Across Germany, the Green party has plummeted in the polls to as low as 6 percent, but the environmentalists are not nervous yet.
“First, we’ll focus on Schleswig-Holstein,” party leader and chancellor candidate Cem Özdemir told Handelsblatt in an interview.
The German-Turkish politician is keeping an eye on the small German state election. The Greens hope to counteract the party’s national slump with a double-digit victory in the north, just as they did five years ago. Monika Heinold, the state finance minister and party leader, hopes to remain in a governing coalition with the center-left Social Democratic Party (SPD) and the South-Schleswig Voters Association (SSW).
Prime Minister Torsten Albig is having to fight to continue to lead with a SPD government. His party is polling one point below the local faction of the center-right Christian Democratic Union (CDU). Experts say that if Mr. Albig doesn’t win the incumbency, it could be a sign of trouble for the SPD’s chancellor candidate Martin Schulz.

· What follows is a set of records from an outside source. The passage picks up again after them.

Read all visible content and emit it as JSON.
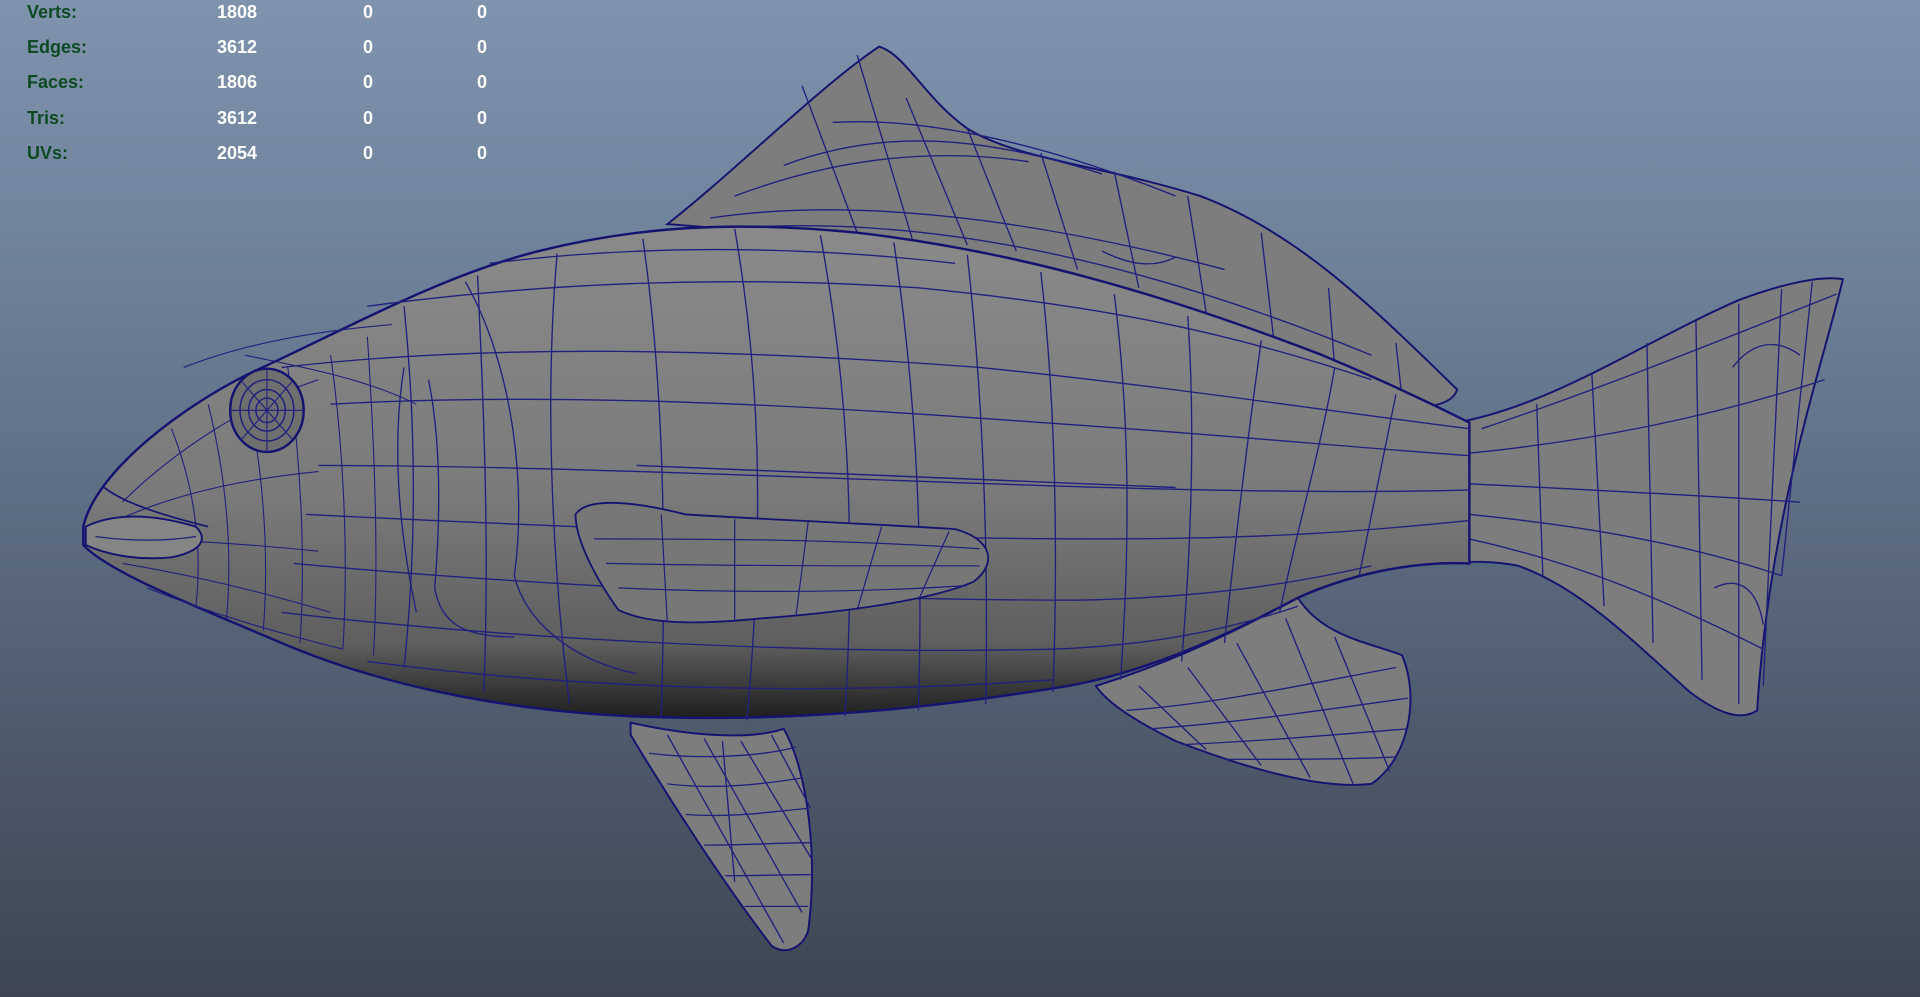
{
  "hud": {
    "rows": [
      {
        "label": "Verts:",
        "values": [
          "1808",
          "0",
          "0"
        ]
      },
      {
        "label": "Edges:",
        "values": [
          "3612",
          "0",
          "0"
        ]
      },
      {
        "label": "Faces:",
        "values": [
          "1806",
          "0",
          "0"
        ]
      },
      {
        "label": "Tris:",
        "values": [
          "3612",
          "0",
          "0"
        ]
      },
      {
        "label": "UVs:",
        "values": [
          "2054",
          "0",
          "0"
        ]
      }
    ],
    "label_color": "#0d4a24",
    "value_color": "#ffffff"
  },
  "viewport": {
    "background_top": "#7f93ad",
    "background_bottom": "#3d4652",
    "mesh_fill": "#7a7a7a",
    "wire_color": "#1a1a7a",
    "object": "fish-mesh"
  }
}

His run against CDU Chancellor Angela Merkel initially caused a surge in popularity for his party, but the CDU has seen its numbers rising in recent weeks.